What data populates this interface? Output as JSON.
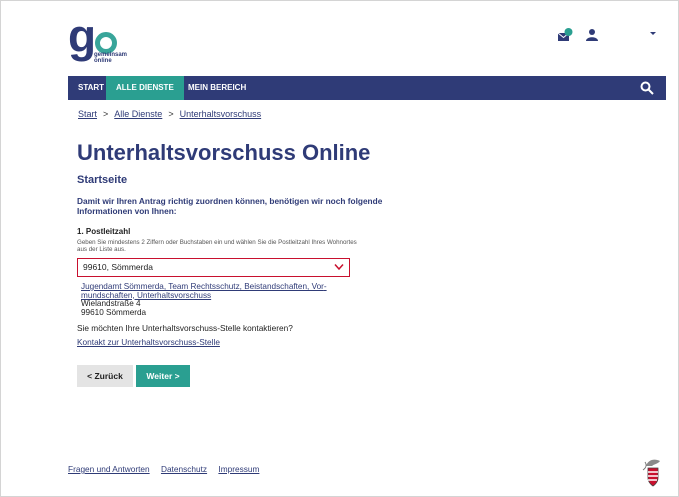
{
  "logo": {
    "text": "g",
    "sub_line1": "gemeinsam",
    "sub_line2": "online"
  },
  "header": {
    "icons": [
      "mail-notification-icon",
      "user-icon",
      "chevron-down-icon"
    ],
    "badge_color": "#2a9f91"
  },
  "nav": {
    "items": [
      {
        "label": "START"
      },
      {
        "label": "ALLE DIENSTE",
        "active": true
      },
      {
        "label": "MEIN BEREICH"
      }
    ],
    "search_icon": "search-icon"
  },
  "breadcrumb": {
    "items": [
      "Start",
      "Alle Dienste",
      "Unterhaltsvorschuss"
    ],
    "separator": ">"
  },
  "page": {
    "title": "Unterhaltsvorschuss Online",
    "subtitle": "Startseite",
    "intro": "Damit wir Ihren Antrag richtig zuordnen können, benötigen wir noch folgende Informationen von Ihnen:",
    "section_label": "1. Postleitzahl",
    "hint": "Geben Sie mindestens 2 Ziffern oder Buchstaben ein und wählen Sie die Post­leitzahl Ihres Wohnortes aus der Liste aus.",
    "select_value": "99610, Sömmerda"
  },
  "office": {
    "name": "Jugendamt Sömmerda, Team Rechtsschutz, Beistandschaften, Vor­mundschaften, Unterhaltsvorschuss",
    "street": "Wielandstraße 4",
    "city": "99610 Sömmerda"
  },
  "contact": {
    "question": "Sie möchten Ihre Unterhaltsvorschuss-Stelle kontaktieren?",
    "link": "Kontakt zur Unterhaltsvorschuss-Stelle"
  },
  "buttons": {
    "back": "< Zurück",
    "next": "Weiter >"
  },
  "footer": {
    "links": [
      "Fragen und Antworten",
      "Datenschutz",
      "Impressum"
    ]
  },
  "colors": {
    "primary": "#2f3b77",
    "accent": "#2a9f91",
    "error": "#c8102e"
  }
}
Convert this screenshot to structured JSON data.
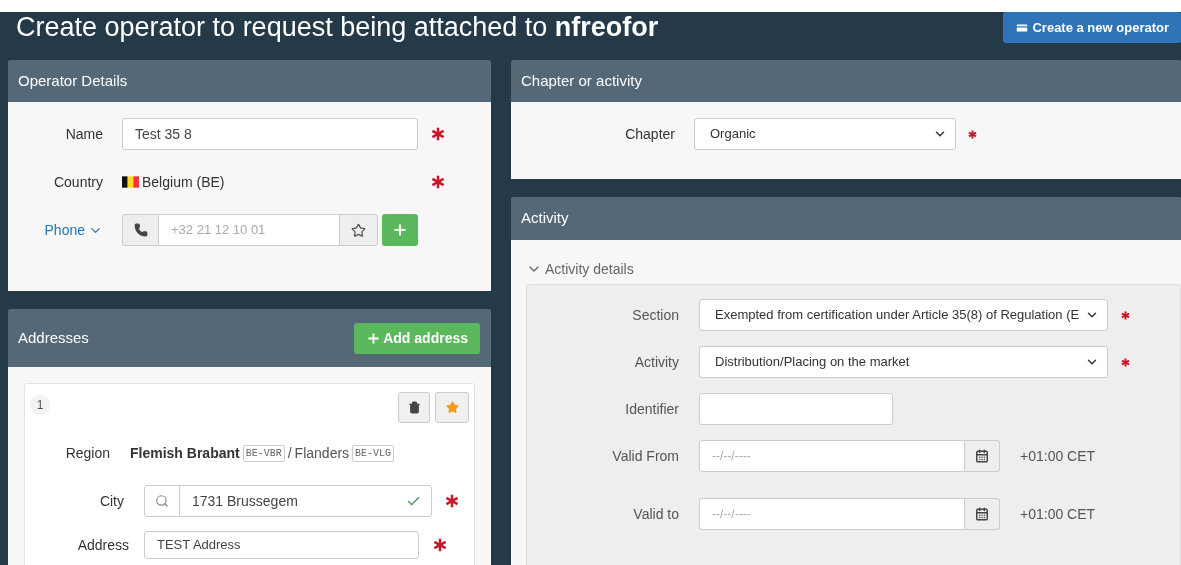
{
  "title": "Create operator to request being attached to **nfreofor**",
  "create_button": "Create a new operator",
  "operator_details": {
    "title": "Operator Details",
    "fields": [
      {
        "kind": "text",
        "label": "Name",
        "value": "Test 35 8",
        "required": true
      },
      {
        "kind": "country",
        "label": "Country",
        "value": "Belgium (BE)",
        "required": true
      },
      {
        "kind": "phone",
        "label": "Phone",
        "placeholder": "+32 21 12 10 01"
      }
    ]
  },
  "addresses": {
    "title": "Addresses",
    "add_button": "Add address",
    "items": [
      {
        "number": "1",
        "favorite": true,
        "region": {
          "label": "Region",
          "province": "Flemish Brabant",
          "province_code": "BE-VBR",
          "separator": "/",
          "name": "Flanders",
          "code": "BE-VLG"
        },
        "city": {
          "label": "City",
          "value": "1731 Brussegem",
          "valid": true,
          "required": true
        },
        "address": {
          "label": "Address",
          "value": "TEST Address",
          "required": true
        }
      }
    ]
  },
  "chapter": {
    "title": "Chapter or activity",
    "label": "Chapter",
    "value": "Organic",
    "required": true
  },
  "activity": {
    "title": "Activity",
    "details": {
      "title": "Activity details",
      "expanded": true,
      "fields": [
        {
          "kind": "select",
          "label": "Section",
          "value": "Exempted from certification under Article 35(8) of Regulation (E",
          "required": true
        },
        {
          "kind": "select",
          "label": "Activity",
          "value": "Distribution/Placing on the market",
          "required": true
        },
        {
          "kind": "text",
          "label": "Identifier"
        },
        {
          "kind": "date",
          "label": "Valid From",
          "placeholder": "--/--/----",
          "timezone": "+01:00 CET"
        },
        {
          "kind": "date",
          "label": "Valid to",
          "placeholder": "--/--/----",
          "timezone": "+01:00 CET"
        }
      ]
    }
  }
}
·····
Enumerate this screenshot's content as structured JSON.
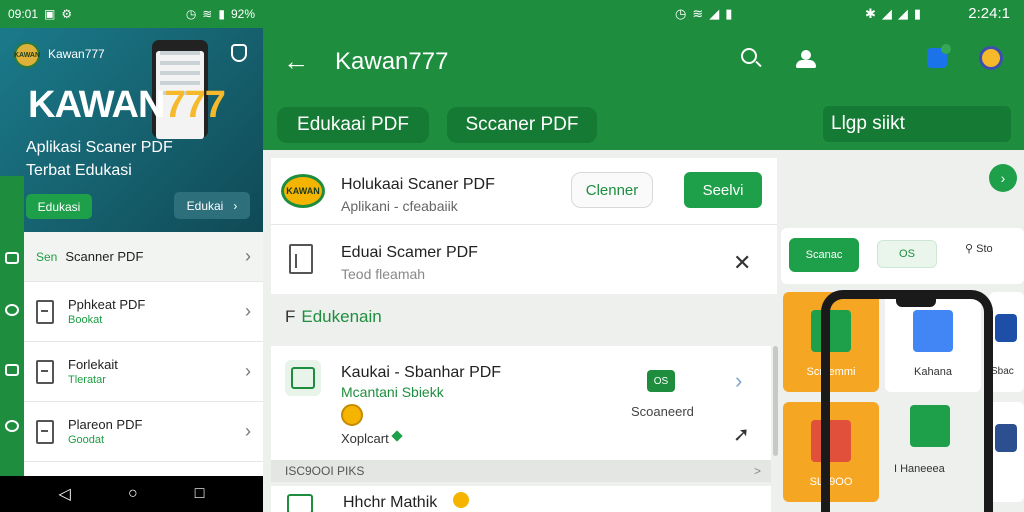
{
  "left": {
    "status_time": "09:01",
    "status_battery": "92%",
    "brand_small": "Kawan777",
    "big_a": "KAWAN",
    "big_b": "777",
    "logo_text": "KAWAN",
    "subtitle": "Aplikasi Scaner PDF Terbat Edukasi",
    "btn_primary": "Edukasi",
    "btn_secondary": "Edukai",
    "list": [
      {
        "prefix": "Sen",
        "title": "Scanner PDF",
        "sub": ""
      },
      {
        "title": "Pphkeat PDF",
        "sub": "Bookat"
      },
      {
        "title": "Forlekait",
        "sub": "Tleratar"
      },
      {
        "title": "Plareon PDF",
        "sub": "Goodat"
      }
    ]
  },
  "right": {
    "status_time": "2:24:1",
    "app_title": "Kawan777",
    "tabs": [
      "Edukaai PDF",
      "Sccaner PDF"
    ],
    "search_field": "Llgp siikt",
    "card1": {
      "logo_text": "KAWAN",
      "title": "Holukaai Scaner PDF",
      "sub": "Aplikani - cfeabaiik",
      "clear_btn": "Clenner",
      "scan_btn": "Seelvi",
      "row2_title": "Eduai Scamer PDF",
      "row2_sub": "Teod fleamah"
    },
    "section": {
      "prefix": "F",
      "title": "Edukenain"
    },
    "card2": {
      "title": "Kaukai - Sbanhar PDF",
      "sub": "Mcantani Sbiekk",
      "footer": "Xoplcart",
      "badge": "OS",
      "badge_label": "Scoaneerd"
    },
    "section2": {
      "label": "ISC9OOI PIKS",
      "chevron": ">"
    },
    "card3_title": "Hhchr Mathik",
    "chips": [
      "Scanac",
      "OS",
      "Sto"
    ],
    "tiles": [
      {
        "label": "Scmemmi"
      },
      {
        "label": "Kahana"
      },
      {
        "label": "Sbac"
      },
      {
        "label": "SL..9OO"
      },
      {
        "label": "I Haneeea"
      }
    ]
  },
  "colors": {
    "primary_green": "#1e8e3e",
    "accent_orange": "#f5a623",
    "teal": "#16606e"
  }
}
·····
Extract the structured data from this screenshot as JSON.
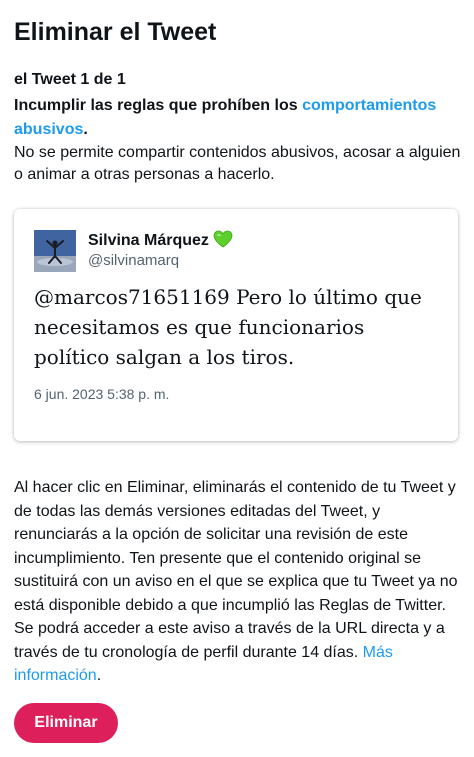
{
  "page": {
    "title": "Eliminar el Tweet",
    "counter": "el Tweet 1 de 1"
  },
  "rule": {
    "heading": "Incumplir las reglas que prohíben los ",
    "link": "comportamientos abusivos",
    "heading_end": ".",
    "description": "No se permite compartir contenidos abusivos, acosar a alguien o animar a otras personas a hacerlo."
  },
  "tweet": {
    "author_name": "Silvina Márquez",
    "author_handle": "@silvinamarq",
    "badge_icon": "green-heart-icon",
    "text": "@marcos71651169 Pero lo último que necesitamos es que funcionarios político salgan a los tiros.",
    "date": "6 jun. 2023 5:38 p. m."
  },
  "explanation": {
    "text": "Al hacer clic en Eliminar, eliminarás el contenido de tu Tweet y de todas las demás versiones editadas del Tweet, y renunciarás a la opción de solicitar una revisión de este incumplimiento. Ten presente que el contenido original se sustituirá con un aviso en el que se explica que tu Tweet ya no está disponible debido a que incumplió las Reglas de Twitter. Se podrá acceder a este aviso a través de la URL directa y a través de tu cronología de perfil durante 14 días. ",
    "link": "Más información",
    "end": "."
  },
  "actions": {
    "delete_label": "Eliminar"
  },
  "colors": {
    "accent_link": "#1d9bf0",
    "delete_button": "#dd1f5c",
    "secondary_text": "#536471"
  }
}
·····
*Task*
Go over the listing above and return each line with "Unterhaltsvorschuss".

*Answer space*
      "Unterhaltsvorschuss"
    "title": "Unterhaltsvorschuss Online",
    "name": "Jugendamt Sömmerda, Team Rechtsschutz, Beistandschaften, Vor­mundschaften, Unterhaltsvorschuss",
    "question": "Sie möchten Ihre Unterhaltsvorschuss-Stelle kontaktieren?",
    "link": "Kontakt zur Unterhaltsvorschuss-Stelle"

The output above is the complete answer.